Source material:
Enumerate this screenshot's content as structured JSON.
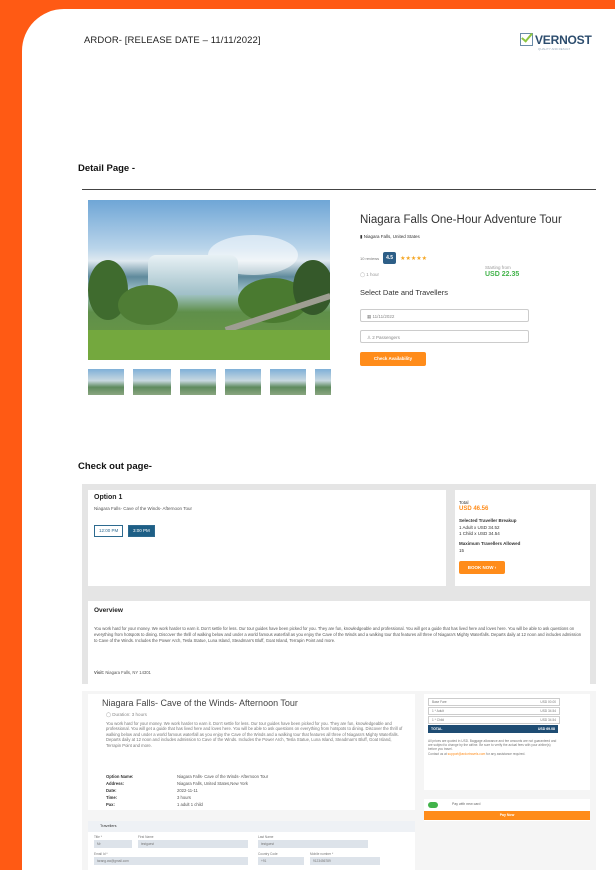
{
  "header": {
    "title": "ARDOR- [RELEASE DATE – 11/11/2022]",
    "logo_text": "VERNOST",
    "logo_tagline": "QUALITY AND RESULT"
  },
  "sections": {
    "detail": "Detail Page -",
    "checkout": "Check out page-"
  },
  "detail": {
    "title": "Niagara Falls One-Hour Adventure Tour",
    "location": "Niagara Falls, United States",
    "reviews": "10 reviews",
    "rating": "4.5",
    "stars": "★★★★★",
    "duration": "1 hour",
    "starting_from_label": "Starting from",
    "starting_price": "USD 22.35",
    "select_label": "Select Date and Travellers",
    "date_value": "11/11/2022",
    "passengers_value": "2 Passengers",
    "check_button": "Check Availability"
  },
  "checkout": {
    "option_title": "Option 1",
    "option_subtitle": "Niagara Falls- Cave of the Winds- Afternoon Tour",
    "times": [
      "12:00 PM",
      "3:00 PM"
    ],
    "selected_time": "3:00 PM",
    "total_label": "Total",
    "total_price": "USD 46.56",
    "breakup_label": "Selected Traveller Breakup",
    "breakup_adult": "1 Adult x USD 34.52",
    "breakup_child": "1 Child x USD 34.54",
    "max_label": "Maximum Travellers Allowed",
    "max_value": "15",
    "book_button": "BOOK NOW ›",
    "overview_title": "Overview",
    "overview_text": "You work hard for your money. We work harder to earn it. Don't settle for less. Our tour guides have been picked for you. They are fun, knowledgeable and professional. You will get a guide that has lived here and loves here. You will be able to ask questions on everything from hotspots to dining. Discover the thrill of walking below and under a world famous waterfall as you enjoy the Cave of the Winds and a walking tour that features all three of Niagara's Mighty Waterfalls. Departs daily at 12 noon and includes admission to Cave of the Winds. Includes the Power Arch, Tesla Statue, Luna Island, Steadman's Bluff, Goat Island, Terrapin Point and more.",
    "visit_label": "Visit:",
    "visit_value": "Niagara Falls, NY 14301"
  },
  "summary": {
    "title": "Niagara Falls- Cave of the Winds- Afternoon Tour",
    "duration": "Duration: 3 hours",
    "text": "You work hard for your money. We work harder to earn it. Don't settle for less. Our tour guides have been picked for you. They are fun, knowledgeable and professional. You will get a guide that has lived here and loves here. You will be able to ask questions on everything from hotspots to dining. Discover the thrill of walking below and under a world famous waterfall as you enjoy the Cave of the Winds and a walking tour that features all three of Niagara's Mighty Waterfalls. Departs daily at 12 noon and includes admission to Cave of the Winds. Includes the Power Arch, Tesla Statue, Luna Island, Steadman's Bluff, Goat Island, Terrapin Point and more.",
    "fields": [
      {
        "k": "Option Name:",
        "v": "Niagara Falls- Cave of the Winds- Afternoon Tour"
      },
      {
        "k": "Address:",
        "v": "Niagara Falls, United States,New York"
      },
      {
        "k": "Date:",
        "v": "2022-11-11"
      },
      {
        "k": "Time:",
        "v": "3 hours"
      },
      {
        "k": "Pax:",
        "v": "1 adult 1 child"
      }
    ],
    "price_rows": [
      {
        "k": "Base Fare",
        "v": "USD 00.00"
      },
      {
        "k": "1 * Adult",
        "v": "USD 34.54"
      },
      {
        "k": "1 * Child",
        "v": "USD 34.54"
      }
    ],
    "total_label": "TOTAL",
    "total_value": "USD 69.08",
    "note": "All prices are quoted in USD. Baggage allowance and fee amounts are not guaranteed and are subject to change by the airline. Be sure to verify the actual fees with your airline(s) before you travel.",
    "contact_prefix": "Contact us at",
    "contact_email": "support@ardortravels.com",
    "contact_suffix": "for any assistance required.",
    "pay_label": "Pay with new card",
    "pay_button": "Pay Now",
    "travellers_label": "Travellers",
    "form_labels": [
      "Title *",
      "First Name",
      "Last Name",
      "Email Id *",
      "Country Code",
      "Mobile number *"
    ],
    "form_values": [
      "Mr",
      "testguest",
      "testguest",
      "tarang.aw@gmail.com",
      "+91",
      "9123456789"
    ]
  }
}
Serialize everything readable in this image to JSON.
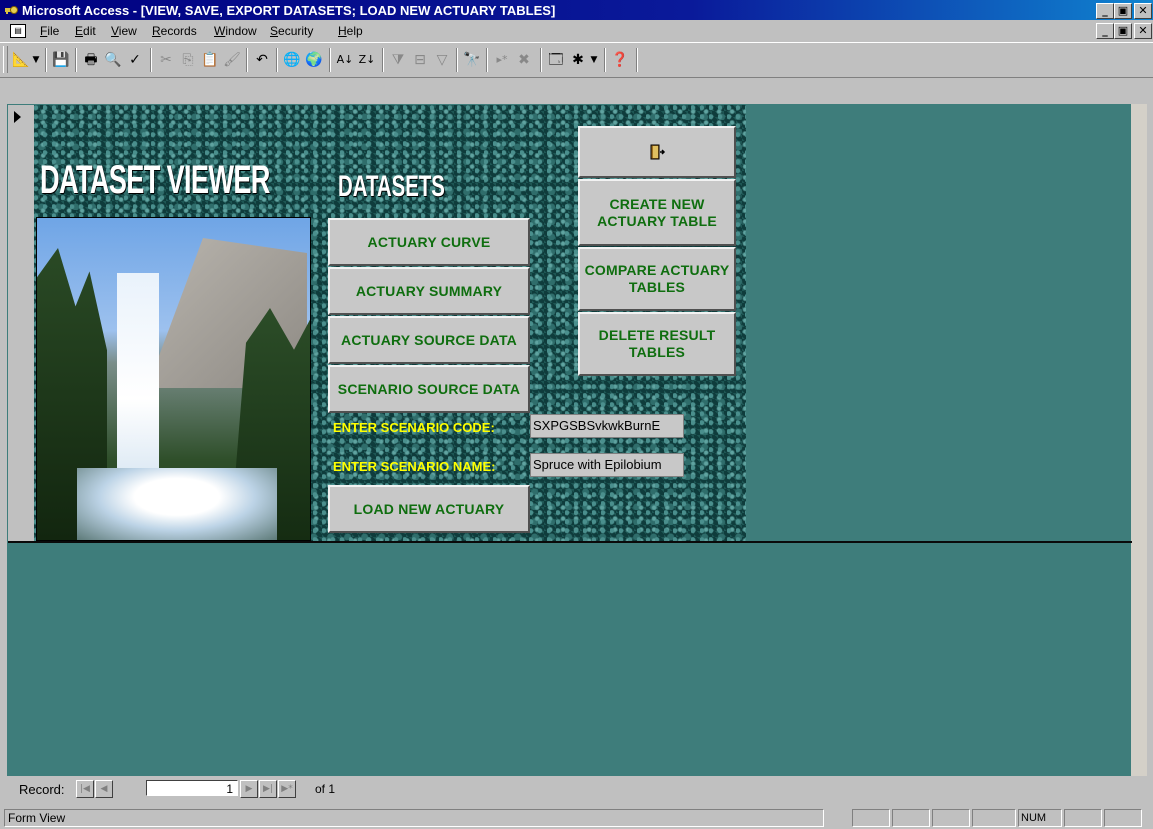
{
  "window": {
    "title": "Microsoft Access - [VIEW, SAVE, EXPORT DATASETS; LOAD NEW ACTUARY TABLES]",
    "buttons": {
      "minimize": "_",
      "restore": "▣",
      "close": "✕"
    },
    "doc_buttons": {
      "minimize": "_",
      "restore": "▣",
      "close": "✕"
    }
  },
  "menu": {
    "doc_icon": "form-icon",
    "items": [
      {
        "label": "File",
        "key": "F"
      },
      {
        "label": "Edit",
        "key": "E"
      },
      {
        "label": "View",
        "key": "V"
      },
      {
        "label": "Records",
        "key": "R"
      },
      {
        "label": "Window",
        "key": "W"
      },
      {
        "label": "Security",
        "key": "S"
      },
      {
        "label": "Help",
        "key": "H"
      }
    ]
  },
  "toolbar": {
    "icons": [
      "design-view-icon",
      "dropdown-arrow-icon",
      "save-icon",
      "print-icon",
      "print-preview-icon",
      "spelling-icon",
      "cut-icon",
      "copy-icon",
      "paste-icon",
      "format-painter-icon",
      "undo-icon",
      "insert-hyperlink-icon",
      "web-toolbar-icon",
      "sort-ascending-icon",
      "sort-descending-icon",
      "filter-by-selection-icon",
      "filter-by-form-icon",
      "apply-filter-icon",
      "find-icon",
      "new-record-icon",
      "delete-record-icon",
      "database-window-icon",
      "new-object-icon",
      "dropdown-arrow-icon",
      "help-icon"
    ]
  },
  "form": {
    "title_left": "DATASET VIEWER",
    "title_right": "DATASETS",
    "buttons": {
      "actuary_curve": "ACTUARY CURVE",
      "actuary_summary": "ACTUARY SUMMARY",
      "actuary_source_data": "ACTUARY SOURCE DATA",
      "scenario_source_data": "SCENARIO SOURCE DATA",
      "load_new_actuary": "LOAD NEW ACTUARY",
      "exit_icon": "exit-door-icon",
      "create_new_actuary_table": "CREATE NEW ACTUARY TABLE",
      "compare_actuary_tables": "COMPARE ACTUARY TABLES",
      "delete_result_tables": "DELETE RESULT TABLES"
    },
    "labels": {
      "scenario_code": "ENTER SCENARIO CODE:",
      "scenario_name": "ENTER SCENARIO NAME:"
    },
    "fields": {
      "scenario_code": "SXPGSBSvkwkBurnE",
      "scenario_name": "Spruce with Epilobium"
    }
  },
  "record_nav": {
    "label": "Record:",
    "current": "1",
    "of_text": "of 1"
  },
  "status": {
    "text": "Form View",
    "num": "NUM"
  }
}
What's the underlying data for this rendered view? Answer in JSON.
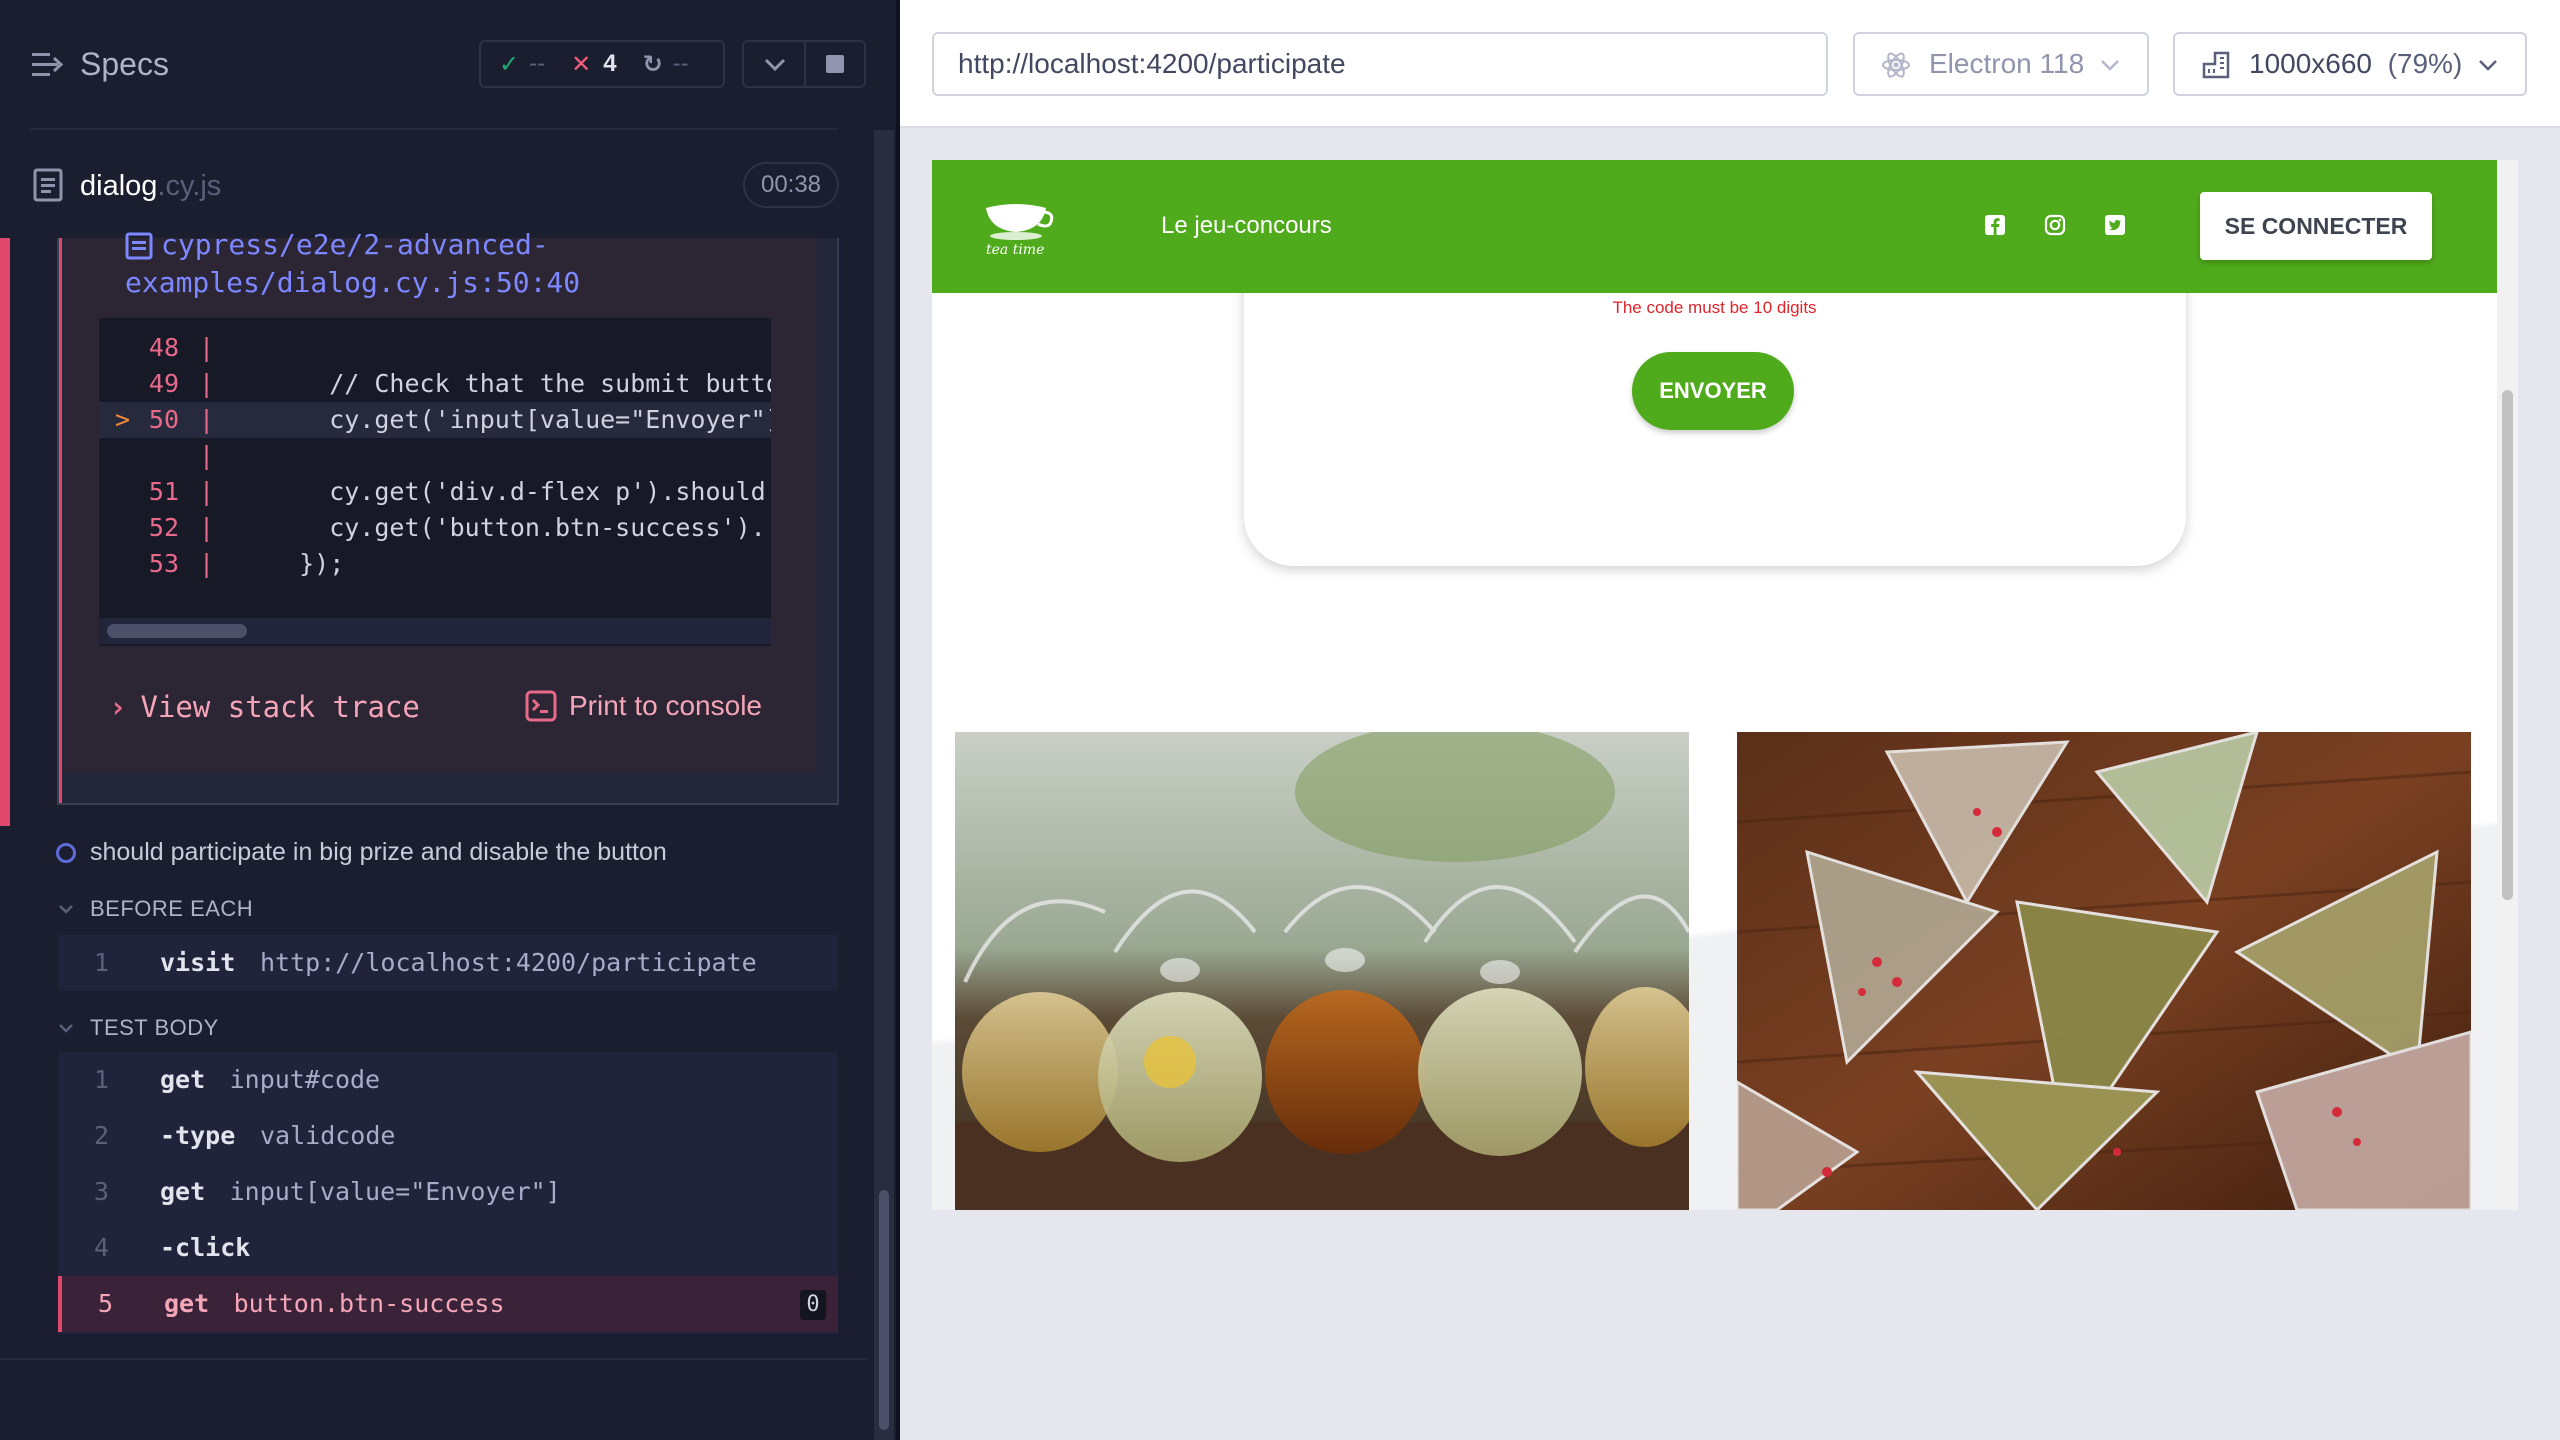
{
  "runner": {
    "specs_label": "Specs",
    "stats": {
      "passed": "--",
      "failed": "4",
      "pending": "--"
    },
    "file": {
      "name": "dialog",
      "ext": ".cy.js",
      "time": "00:38"
    },
    "error": {
      "code_path": "cypress/e2e/2-advanced-examples/dialog.cy.js:50:40",
      "code_lines": [
        {
          "num": "48",
          "code": ""
        },
        {
          "num": "49",
          "code": "    // Check that the submit butto"
        },
        {
          "num": "50",
          "code": "    cy.get('input[value=\"Envoyer\"]",
          "highlight": true
        },
        {
          "num": "",
          "code": ""
        },
        {
          "num": "51",
          "code": "    cy.get('div.d-flex p').should"
        },
        {
          "num": "52",
          "code": "    cy.get('button.btn-success')."
        },
        {
          "num": "53",
          "code": "  });"
        }
      ],
      "view_stack": "View stack trace",
      "print_console": "Print to console"
    },
    "test2_title": "should participate in big prize and disable the button",
    "before_each": {
      "label": "BEFORE EACH",
      "commands": [
        {
          "num": "1",
          "name": "visit",
          "msg": "http://localhost:4200/participate"
        }
      ]
    },
    "test_body": {
      "label": "TEST BODY",
      "commands": [
        {
          "num": "1",
          "name": "get",
          "msg": "input#code"
        },
        {
          "num": "2",
          "name": "-type",
          "msg": "validcode"
        },
        {
          "num": "3",
          "name": "get",
          "msg": "input[value=\"Envoyer\"]"
        },
        {
          "num": "4",
          "name": "-click",
          "msg": ""
        },
        {
          "num": "5",
          "name": "get",
          "msg": "button.btn-success",
          "count": "0",
          "active": true
        }
      ]
    }
  },
  "browser": {
    "url": "http://localhost:4200/participate",
    "browser_name": "Electron 118",
    "viewport": "1000x660",
    "zoom": "(79%)"
  },
  "aut": {
    "logo_text": "tea time",
    "nav_link": "Le jeu-concours",
    "social_icons": [
      "facebook-icon",
      "instagram-icon",
      "twitter-icon"
    ],
    "login_button": "SE CONNECTER",
    "error_message": "The code must be 10 digits",
    "send_button": "ENVOYER"
  },
  "colors": {
    "brand_green": "#4fab1b",
    "error_red": "#e0242b",
    "fail_pink": "#e0476c",
    "runner_bg": "#1b1e2e"
  }
}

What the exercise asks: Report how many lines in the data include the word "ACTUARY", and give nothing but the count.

Worked solution: 7